Games are played in periods of equal time, most often in the international standard of 3 x 15 minutes stop-time, meaning that the clock is stopped following a stoppage in play – after a goal, penalty, offside, flooring, ball out of play or goaltender holding the ball for a few seconds. Some of the basic ball hockey rules include:

  • Offside:occurs when a player enters an opponent team’s zone (the area from behind their net to their blue line) before the ball. The ball in play must cross the opponent’s blue line first before the player or any of his team-mates.
  • “Floating Blue Line”: expansion of the offensive zone occurs once a team crosses the opponent’s blue line with the ball. The attacking team will then have half of the entire playing surface within which to control the ball, from behind the opponent’s goal to the centre line of the area. If the defending team sends the ball past centre, the zone is reset to the blue line and their opponent must regain it as explained above.
  • Flooring (or icing): occurs when a team shoots the ball before physically crossing the centre line and the ball passes the opponent’s goal before any player, of either team, can touch it.
  • Penalties:are called when a player commits a foul. The offending player is then removed from the playing surface for a period of time, depending on the severity of the infraction, the team continues to play one player short until the penalty has elapsed.

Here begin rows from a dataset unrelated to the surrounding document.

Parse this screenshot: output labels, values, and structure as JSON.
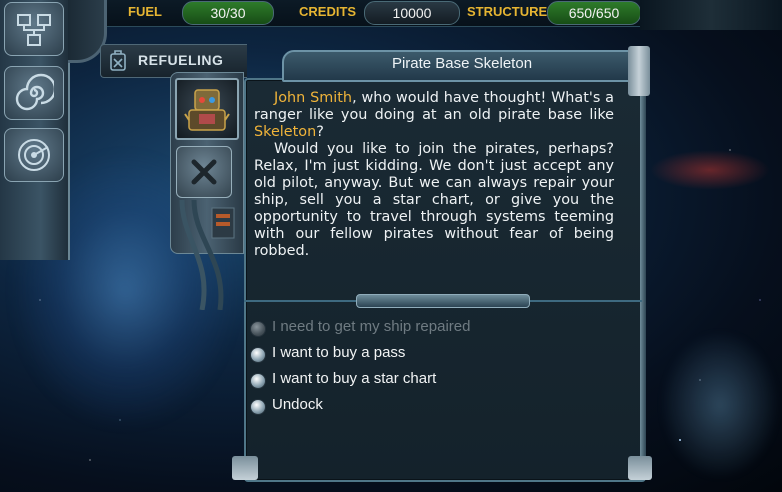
{
  "topbar": {
    "fuel_label": "FUEL",
    "fuel_value": "30/30",
    "credits_label": "CREDITS",
    "credits_value": "10000",
    "structure_label": "STRUCTURE",
    "structure_value": "650/650"
  },
  "sidebar": {
    "items": [
      {
        "icon": "network-icon"
      },
      {
        "icon": "spiral-icon"
      },
      {
        "icon": "radar-icon"
      }
    ]
  },
  "section": {
    "label": "REFUELING",
    "icon": "fuel-canister-icon"
  },
  "dialog": {
    "title": "Pirate Base Skeleton",
    "speaker_name": "John Smith",
    "p1_after_name": ", who would have thought! What's a ranger like you doing at an old pirate base like ",
    "base_name": "Skeleton",
    "p1_end": "?",
    "p2": "Would you like to join the pirates, perhaps? Relax, I'm just kidding. We don't just accept any old pilot, anyway. But we can always repair your ship, sell you a star chart, or give you the opportunity to travel through systems teeming with our fellow pirates without fear of being robbed."
  },
  "choices": [
    {
      "label": "I need to get my ship repaired",
      "enabled": false
    },
    {
      "label": "I want to buy a pass",
      "enabled": true
    },
    {
      "label": "I want to buy a star chart",
      "enabled": true
    },
    {
      "label": "Undock",
      "enabled": true
    }
  ],
  "colors": {
    "accent_gold": "#f0b43a",
    "fuel_green": "#2e7b2a",
    "panel_bg": "#1a2a34"
  }
}
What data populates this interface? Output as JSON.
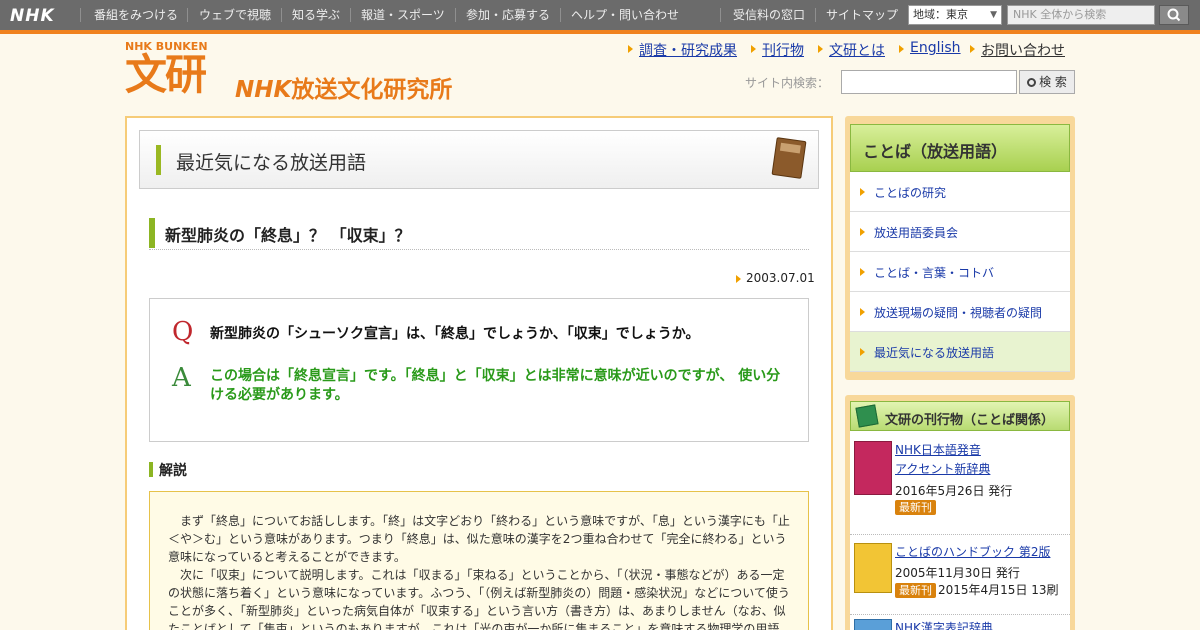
{
  "global_nav": {
    "logo": "NHK",
    "items": [
      "番組をみつける",
      "ウェブで視聴",
      "知る学ぶ",
      "報道・スポーツ",
      "参加・応募する",
      "ヘルプ・問い合わせ"
    ],
    "right_items": [
      "受信料の窓口",
      "サイトマップ"
    ],
    "region_label": "地域：",
    "region_value": "東京",
    "search_placeholder": "NHK 全体から検索"
  },
  "header": {
    "logo_small": "NHK BUNKEN",
    "logo_mark": "文研",
    "org_nhk": "NHK",
    "org_rest": "放送文化研究所",
    "links": [
      "調査・研究成果",
      "刊行物",
      "文研とは",
      "English"
    ],
    "contact": "お問い合わせ",
    "site_search_label": "サイト内検索：",
    "site_search_button": "検 索"
  },
  "main": {
    "section_title": "最近気になる放送用語",
    "article_title": "新型肺炎の「終息」？ 「収束」？",
    "date": "2003.07.01",
    "q_letter": "Q",
    "question": "新型肺炎の「シューソク宣言」は、「終息」でしょうか、「収束」でしょうか。",
    "a_letter": "A",
    "answer": "この場合は「終息宣言」です。「終息」と「収束」とは非常に意味が近いのですが、 使い分ける必要があります。",
    "explanation_heading": "解説",
    "explanation": [
      "まず「終息」についてお話しします。「終」は文字どおり「終わる」という意味ですが、「息」という漢字にも「止＜や＞む」という意味があります。つまり「終息」は、似た意味の漢字を2つ重ね合わせて「完全に終わる」という意味になっていると考えることができます。",
      "次に「収束」について説明します。これは「収まる」「束ねる」ということから、「（状況・事態などが）ある一定の状態に落ち着く」という意味になっています。ふつう、「（例えば新型肺炎の）問題・感染状況」などについて使うことが多く、「新型肺炎」といった病気自体が「収束する」という言い方（書き方）は、あまりしません（なお、似たことばとして「集束」というのもありますが、これは「光の束が一か所に集まること」を意味する物理学の用語です。）"
    ]
  },
  "sidebar": {
    "title": "ことば（放送用語）",
    "items": [
      "ことばの研究",
      "放送用語委員会",
      "ことば・言葉・コトバ",
      "放送現場の疑問・視聴者の疑問",
      "最近気になる放送用語"
    ],
    "publications_title": "文研の刊行物（ことば関係）",
    "publications": [
      {
        "title_line1": "NHK日本語発音",
        "title_line2": "アクセント新辞典",
        "date": "2016年5月26日 発行",
        "badge": "最新刊"
      },
      {
        "title_line1": "ことばのハンドブック 第2版",
        "date": "2005年11月30日 発行",
        "badge": "最新刊",
        "reprint": "2015年4月15日 13刷"
      },
      {
        "title_line1": "NHK漢字表記辞典"
      }
    ]
  },
  "colors": {
    "accent_orange": "#f0821e",
    "link_blue": "#1a3aa8",
    "answer_green": "#2a9a1a",
    "q_red": "#c0272d",
    "bar_green": "#8cb523"
  }
}
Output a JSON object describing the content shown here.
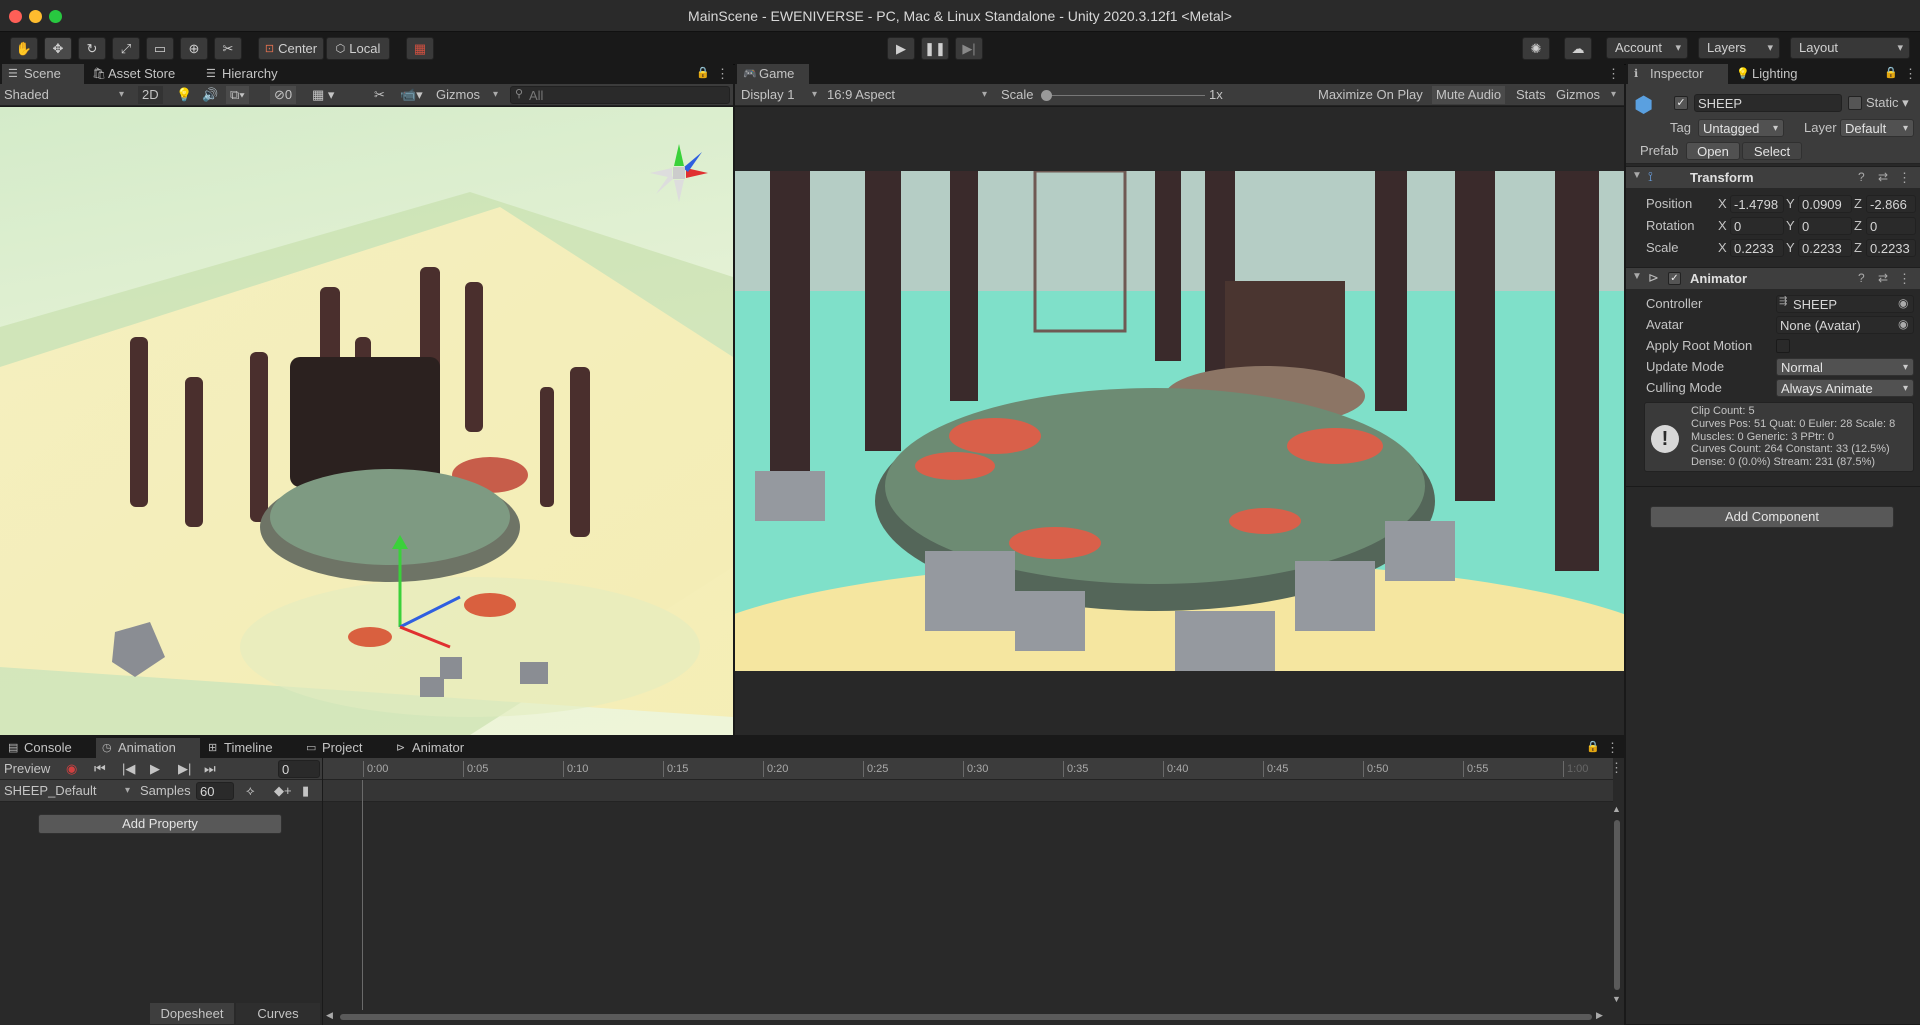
{
  "window": {
    "title": "MainScene - EWENIVERSE - PC, Mac & Linux Standalone - Unity 2020.3.12f1 <Metal>"
  },
  "toolbar": {
    "tools": [
      "hand-icon",
      "move-icon",
      "rotate-icon",
      "scale-icon",
      "rect-icon",
      "transform-icon",
      "custom-tool-icon"
    ],
    "pivot_center": "Center",
    "pivot_local": "Local",
    "account": "Account",
    "layers": "Layers",
    "layout": "Layout"
  },
  "scene_panel": {
    "tabs": [
      "Scene",
      "Asset Store",
      "Hierarchy"
    ],
    "draw_mode": "Shaded",
    "mode_2d": "2D",
    "hidden_count": "0",
    "gizmos": "Gizmos",
    "search_placeholder": "All"
  },
  "game_panel": {
    "tab": "Game",
    "display": "Display 1",
    "aspect": "16:9 Aspect",
    "scale_label": "Scale",
    "scale_value": "1x",
    "maximize": "Maximize On Play",
    "mute": "Mute Audio",
    "stats": "Stats",
    "gizmos": "Gizmos"
  },
  "inspector": {
    "tabs": [
      "Inspector",
      "Lighting"
    ],
    "object_name": "SHEEP",
    "static_label": "Static",
    "tag_label": "Tag",
    "tag_value": "Untagged",
    "layer_label": "Layer",
    "layer_value": "Default",
    "prefab_label": "Prefab",
    "prefab_open": "Open",
    "prefab_select": "Select",
    "transform": {
      "title": "Transform",
      "position_label": "Position",
      "rotation_label": "Rotation",
      "scale_label": "Scale",
      "position": [
        "-1.4798",
        "0.0909",
        "-2.866"
      ],
      "rotation": [
        "0",
        "0",
        "0"
      ],
      "scale": [
        "0.2233",
        "0.2233",
        "0.2233"
      ],
      "axes": [
        "X",
        "Y",
        "Z"
      ]
    },
    "animator": {
      "title": "Animator",
      "controller_label": "Controller",
      "controller_value": "SHEEP",
      "avatar_label": "Avatar",
      "avatar_value": "None (Avatar)",
      "root_motion_label": "Apply Root Motion",
      "update_mode_label": "Update Mode",
      "update_mode_value": "Normal",
      "culling_label": "Culling Mode",
      "culling_value": "Always Animate",
      "info": [
        "Clip Count: 5",
        "Curves Pos: 51 Quat: 0 Euler: 28 Scale: 8",
        "Muscles: 0 Generic: 3 PPtr: 0",
        "Curves Count: 264 Constant: 33 (12.5%)",
        "Dense: 0 (0.0%) Stream: 231 (87.5%)"
      ]
    },
    "add_component": "Add Component"
  },
  "bottom": {
    "tabs": [
      "Console",
      "Animation",
      "Timeline",
      "Project",
      "Animator"
    ],
    "preview": "Preview",
    "frame": "0",
    "clip": "SHEEP_Default",
    "samples_label": "Samples",
    "samples_value": "60",
    "add_property": "Add Property",
    "timeline_ticks": [
      "0:00",
      "0:05",
      "0:10",
      "0:15",
      "0:20",
      "0:25",
      "0:30",
      "0:35",
      "0:40",
      "0:45",
      "0:50",
      "0:55",
      "1:00"
    ],
    "dopesheet": "Dopesheet",
    "curves": "Curves"
  },
  "colors": {
    "accent": "#4d78cc",
    "play_active": "#3c3c3c"
  }
}
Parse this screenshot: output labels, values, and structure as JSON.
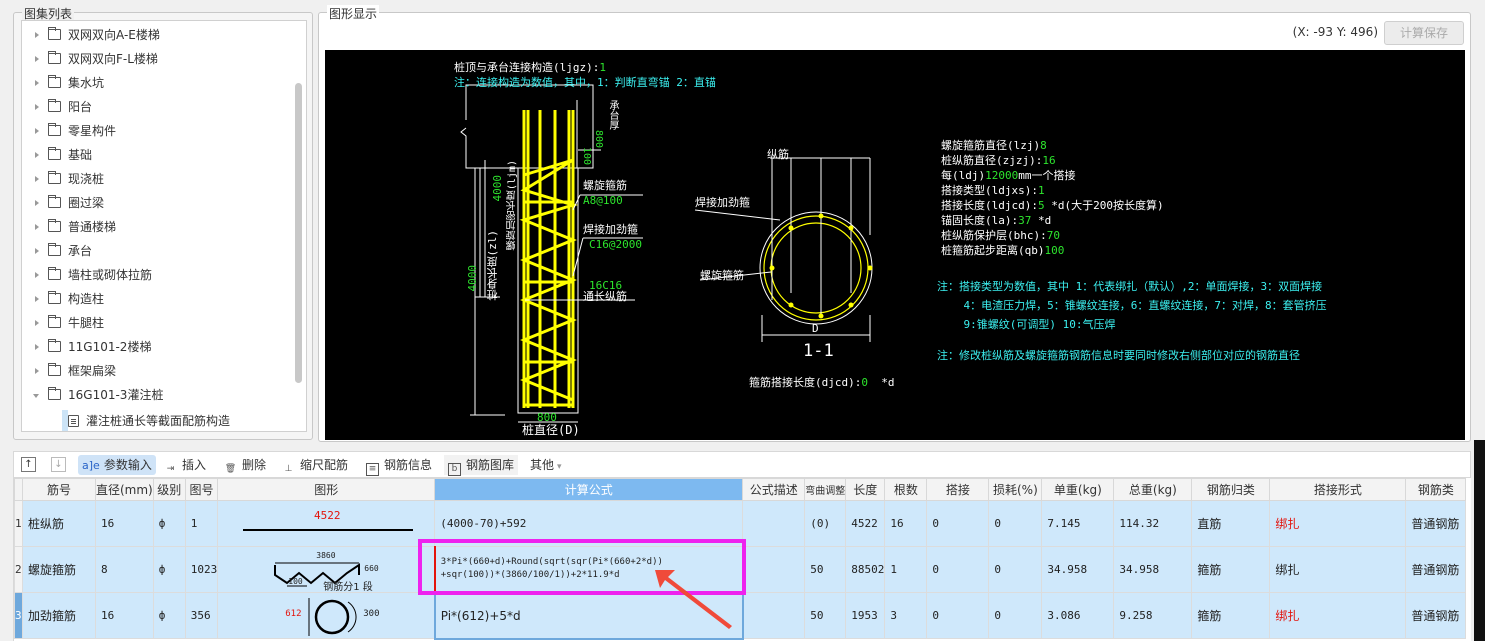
{
  "tree_panel": {
    "title": "图集列表",
    "items": [
      {
        "label": "双网双向A-E楼梯",
        "type": "folder",
        "expanded": false
      },
      {
        "label": "双网双向F-L楼梯",
        "type": "folder",
        "expanded": false
      },
      {
        "label": "集水坑",
        "type": "folder",
        "expanded": false
      },
      {
        "label": "阳台",
        "type": "folder",
        "expanded": false
      },
      {
        "label": "零星构件",
        "type": "folder",
        "expanded": false
      },
      {
        "label": "基础",
        "type": "folder",
        "expanded": false
      },
      {
        "label": "现浇桩",
        "type": "folder",
        "expanded": false
      },
      {
        "label": "圈过梁",
        "type": "folder",
        "expanded": false
      },
      {
        "label": "普通楼梯",
        "type": "folder",
        "expanded": false
      },
      {
        "label": "承台",
        "type": "folder",
        "expanded": false
      },
      {
        "label": "墙柱或砌体拉筋",
        "type": "folder",
        "expanded": false
      },
      {
        "label": "构造柱",
        "type": "folder",
        "expanded": false
      },
      {
        "label": "牛腿柱",
        "type": "folder",
        "expanded": false
      },
      {
        "label": "11G101-2楼梯",
        "type": "folder",
        "expanded": false
      },
      {
        "label": "框架扁梁",
        "type": "folder",
        "expanded": false
      },
      {
        "label": "16G101-3灌注桩",
        "type": "folder",
        "expanded": true
      }
    ],
    "selected_leaf": "灌注桩通长等截面配筋构造"
  },
  "graphic_panel": {
    "title": "图形显示",
    "coord_readout": "(X: -93 Y: 496)",
    "save_button": "计算保存",
    "drawing": {
      "top_label": "桩顶与承台连接构造(ljgz):",
      "top_value": "1",
      "top_note": "注：连接构造为数值，其中，1：判断直弯锚    2：直锚",
      "cap_thickness": "承台厚",
      "dim_800_top": "800",
      "dim_100": "100",
      "spiral_label": "螺旋箍筋",
      "spiral_spec": "A8@100",
      "weld_label": "焊接加劲箍",
      "weld_spec": "C16@2000",
      "long_spec": "16C16",
      "long_label": "通长纵筋",
      "dense_len": "4000",
      "dense_label": "螺旋加密长度(ljm)",
      "body_len": "4000",
      "body_label": "桩身长度(zl)",
      "dia_dim": "800",
      "dia_label": "桩直径(D)",
      "section_long": "纵筋",
      "section_weld": "焊接加劲箍",
      "section_spiral": "螺旋箍筋",
      "section_D": "D",
      "section_title": "1-1",
      "lap_label": "箍筋搭接长度(djcd):",
      "lap_value": "0",
      "lap_unit": "*d",
      "params": [
        {
          "label": "螺旋箍筋直径(lzj)",
          "value": "8",
          "suffix": ""
        },
        {
          "label": "桩纵筋直径(zjzj):",
          "value": "16",
          "suffix": ""
        },
        {
          "label": "每(ldj)",
          "value": "12000",
          "suffix": "mm一个搭接"
        },
        {
          "label": "搭接类型(ldjxs):",
          "value": "1",
          "suffix": ""
        },
        {
          "label": "搭接长度(ldjcd):",
          "value": "5",
          "suffix": " *d(大于200按长度算)"
        },
        {
          "label": "锚固长度(la):",
          "value": "37",
          "suffix": " *d"
        },
        {
          "label": "桩纵筋保护层(bhc):",
          "value": "70",
          "suffix": ""
        },
        {
          "label": "桩箍筋起步距离(qb)",
          "value": "100",
          "suffix": ""
        }
      ],
      "notes": [
        "注：搭接类型为数值，其中 1：代表绑扎（默认）,2：单面焊接，3：双面焊接",
        "    4：电渣压力焊，5：锥螺纹连接，6：直螺纹连接，7：对焊，8：套管挤压",
        "    9:锥螺纹(可调型) 10:气压焊",
        "注：修改桩纵筋及螺旋箍筋钢筋信息时要同时修改右侧部位对应的钢筋直径"
      ]
    }
  },
  "toolbar": {
    "param_input": "参数输入",
    "insert": "插入",
    "delete": "删除",
    "scale_rebar": "缩尺配筋",
    "rebar_info": "钢筋信息",
    "rebar_library": "钢筋图库",
    "other": "其他"
  },
  "table": {
    "columns": [
      "筋号",
      "直径(mm)",
      "级别",
      "图号",
      "图形",
      "计算公式",
      "公式描述",
      "弯曲调整",
      "长度",
      "根数",
      "搭接",
      "损耗(%)",
      "单重(kg)",
      "总重(kg)",
      "钢筋归类",
      "搭接形式",
      "钢筋类"
    ],
    "rows": [
      {
        "num": "1",
        "name": "桩纵筋",
        "dia": "16",
        "grade": "ф",
        "fig": "1",
        "shape": {
          "length": "4522"
        },
        "formula": "(4000-70)+592",
        "desc": "",
        "bend": "(0)",
        "len": "4522",
        "count": "16",
        "lap": "0",
        "loss": "0",
        "unit_w": "7.145",
        "total_w": "114.32",
        "category": "直筋",
        "lap_type": "绑扎",
        "lap_type_red": true,
        "rebar_type": "普通钢筋"
      },
      {
        "num": "2",
        "name": "螺旋箍筋",
        "dia": "8",
        "grade": "ф",
        "fig": "1023",
        "shape": {
          "top": "3860",
          "pitch": "100",
          "height": "660",
          "seg": "钢筋分1 段"
        },
        "formula_line1": "3*Pi*(660+d)+Round(sqrt(sqr(Pi*(660+2*d))",
        "formula_line2": "+sqr(100))*(3860/100/1))+2*11.9*d",
        "desc": "",
        "bend": "50",
        "len": "88502",
        "count": "1",
        "lap": "0",
        "loss": "0",
        "unit_w": "34.958",
        "total_w": "34.958",
        "category": "箍筋",
        "lap_type": "绑扎",
        "lap_type_red": false,
        "rebar_type": "普通钢筋"
      },
      {
        "num": "3",
        "name": "加劲箍筋",
        "dia": "16",
        "grade": "ф",
        "fig": "356",
        "shape": {
          "dia": "612",
          "lap": "300"
        },
        "formula": "Pi*(612)+5*d",
        "desc": "",
        "bend": "50",
        "len": "1953",
        "count": "3",
        "lap": "0",
        "loss": "0",
        "unit_w": "3.086",
        "total_w": "9.258",
        "category": "箍筋",
        "lap_type": "绑扎",
        "lap_type_red": true,
        "rebar_type": "普通钢筋"
      }
    ]
  },
  "colors": {
    "accent": "#7db9f0",
    "row_bg": "#cfe8fb",
    "highlight": "#ee22ee",
    "arrow": "#f04a3a",
    "cad_green": "#2de52d",
    "cad_cyan": "#3cf0f0",
    "cad_yellow": "#ffff00"
  }
}
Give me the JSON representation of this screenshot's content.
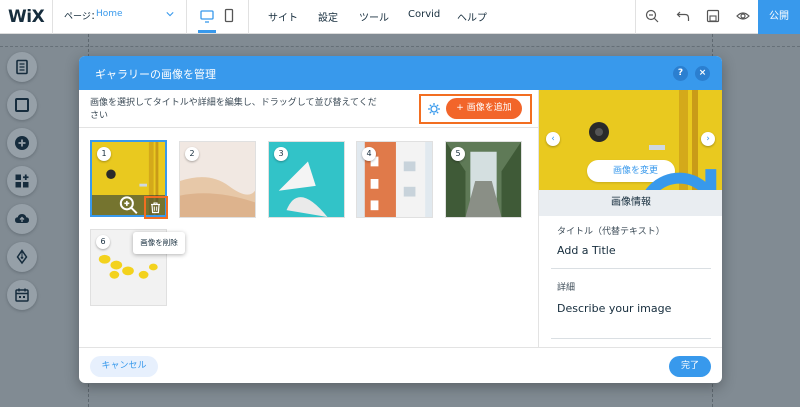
{
  "topbar": {
    "logo": "WiX",
    "page_label": "ページ：",
    "page_value": "Home",
    "menu": [
      "サイト",
      "設定",
      "ツール",
      "Corvid",
      "ヘルプ"
    ],
    "publish_label": "公開"
  },
  "dialog": {
    "title": "ギャラリーの画像を管理",
    "help_label": "?",
    "close_label": "×",
    "instructions": "画像を選択してタイトルや詳細を編集し、ドラッグして並び替えてください",
    "add_button": "+ 画像を追加",
    "images": [
      {
        "number": "1"
      },
      {
        "number": "2"
      },
      {
        "number": "3"
      },
      {
        "number": "4"
      },
      {
        "number": "5"
      },
      {
        "number": "6"
      }
    ],
    "delete_tooltip": "画像を削除",
    "cancel_button": "キャンセル",
    "done_button": "完了"
  },
  "panel": {
    "change_button": "画像を変更",
    "info_heading": "画像情報",
    "title_label": "タイトル（代替テキスト）",
    "title_value": "Add a Title",
    "desc_label": "詳細",
    "desc_value": "Describe your image",
    "prev_label": "‹",
    "next_label": "›"
  },
  "colors": {
    "accent": "#3899ec",
    "orange": "#f2652a",
    "highlight": "#f26e21"
  }
}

Although the game is still very young, with the beginnings dating to 1960-70s in North America and 1980s in Europe, the sport has seen rapid development, moving from pickup games in streets and parking lots to full arenas, with thousands of fans watching and following the ISBHF World Championships. Today, tens of thousands of registered players around the world enjoy the beauty of the game. Since Street or Ball Hockey is not financially demanding and can be played almost anywhere, the fun, competition, excitement and team spirit of this sport are accessible to everyone.